§ **EXTRACTED RECORDS**
[Start of Attachment]
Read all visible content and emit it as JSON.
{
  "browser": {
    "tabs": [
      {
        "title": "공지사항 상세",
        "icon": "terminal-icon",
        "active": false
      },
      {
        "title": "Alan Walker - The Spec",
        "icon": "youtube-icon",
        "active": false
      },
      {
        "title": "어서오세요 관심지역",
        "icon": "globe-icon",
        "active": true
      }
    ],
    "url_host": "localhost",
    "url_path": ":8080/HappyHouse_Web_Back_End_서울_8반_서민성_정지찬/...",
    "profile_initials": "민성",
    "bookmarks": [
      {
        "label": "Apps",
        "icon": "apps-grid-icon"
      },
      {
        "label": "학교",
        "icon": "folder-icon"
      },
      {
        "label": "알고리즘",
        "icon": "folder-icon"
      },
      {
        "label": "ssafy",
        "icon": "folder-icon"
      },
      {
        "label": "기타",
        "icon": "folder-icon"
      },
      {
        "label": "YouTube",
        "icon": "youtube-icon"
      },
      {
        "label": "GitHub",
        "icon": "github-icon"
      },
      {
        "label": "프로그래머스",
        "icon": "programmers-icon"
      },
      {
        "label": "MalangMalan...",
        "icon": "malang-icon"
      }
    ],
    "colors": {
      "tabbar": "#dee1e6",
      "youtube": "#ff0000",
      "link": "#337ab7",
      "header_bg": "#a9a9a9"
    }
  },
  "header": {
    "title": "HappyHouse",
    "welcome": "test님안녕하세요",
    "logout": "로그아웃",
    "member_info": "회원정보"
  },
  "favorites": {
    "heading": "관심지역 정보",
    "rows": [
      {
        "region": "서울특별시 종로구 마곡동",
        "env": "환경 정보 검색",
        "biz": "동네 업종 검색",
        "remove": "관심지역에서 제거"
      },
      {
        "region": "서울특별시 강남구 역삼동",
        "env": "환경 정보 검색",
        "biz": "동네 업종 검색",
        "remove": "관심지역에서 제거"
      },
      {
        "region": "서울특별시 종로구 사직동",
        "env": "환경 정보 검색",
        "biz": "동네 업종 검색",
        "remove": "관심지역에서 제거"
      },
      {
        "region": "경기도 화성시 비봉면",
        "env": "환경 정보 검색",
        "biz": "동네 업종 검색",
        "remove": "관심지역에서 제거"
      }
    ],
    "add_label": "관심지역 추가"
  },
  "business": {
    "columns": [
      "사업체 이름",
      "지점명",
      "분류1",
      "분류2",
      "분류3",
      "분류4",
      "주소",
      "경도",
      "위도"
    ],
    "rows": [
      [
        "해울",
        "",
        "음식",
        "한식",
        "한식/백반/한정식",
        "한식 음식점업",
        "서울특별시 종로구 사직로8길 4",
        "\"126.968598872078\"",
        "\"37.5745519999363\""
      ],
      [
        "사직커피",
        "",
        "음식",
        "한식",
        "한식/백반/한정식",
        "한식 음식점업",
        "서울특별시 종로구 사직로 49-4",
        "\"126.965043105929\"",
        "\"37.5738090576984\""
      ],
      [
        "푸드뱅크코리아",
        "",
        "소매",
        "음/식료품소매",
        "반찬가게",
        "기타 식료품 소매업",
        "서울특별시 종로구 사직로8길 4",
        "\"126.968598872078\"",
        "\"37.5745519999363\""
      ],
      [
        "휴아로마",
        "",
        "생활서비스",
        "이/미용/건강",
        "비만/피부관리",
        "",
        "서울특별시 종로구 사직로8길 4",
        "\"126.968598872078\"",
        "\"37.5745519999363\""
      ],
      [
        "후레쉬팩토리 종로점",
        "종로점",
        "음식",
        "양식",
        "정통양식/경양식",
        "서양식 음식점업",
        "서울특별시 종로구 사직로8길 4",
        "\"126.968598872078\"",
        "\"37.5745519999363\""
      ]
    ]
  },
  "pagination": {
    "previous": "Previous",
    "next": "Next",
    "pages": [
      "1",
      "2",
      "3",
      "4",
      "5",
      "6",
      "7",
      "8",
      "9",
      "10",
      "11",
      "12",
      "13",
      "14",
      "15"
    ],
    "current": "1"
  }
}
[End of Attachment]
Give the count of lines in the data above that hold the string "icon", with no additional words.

§ **TASK RESULT**
12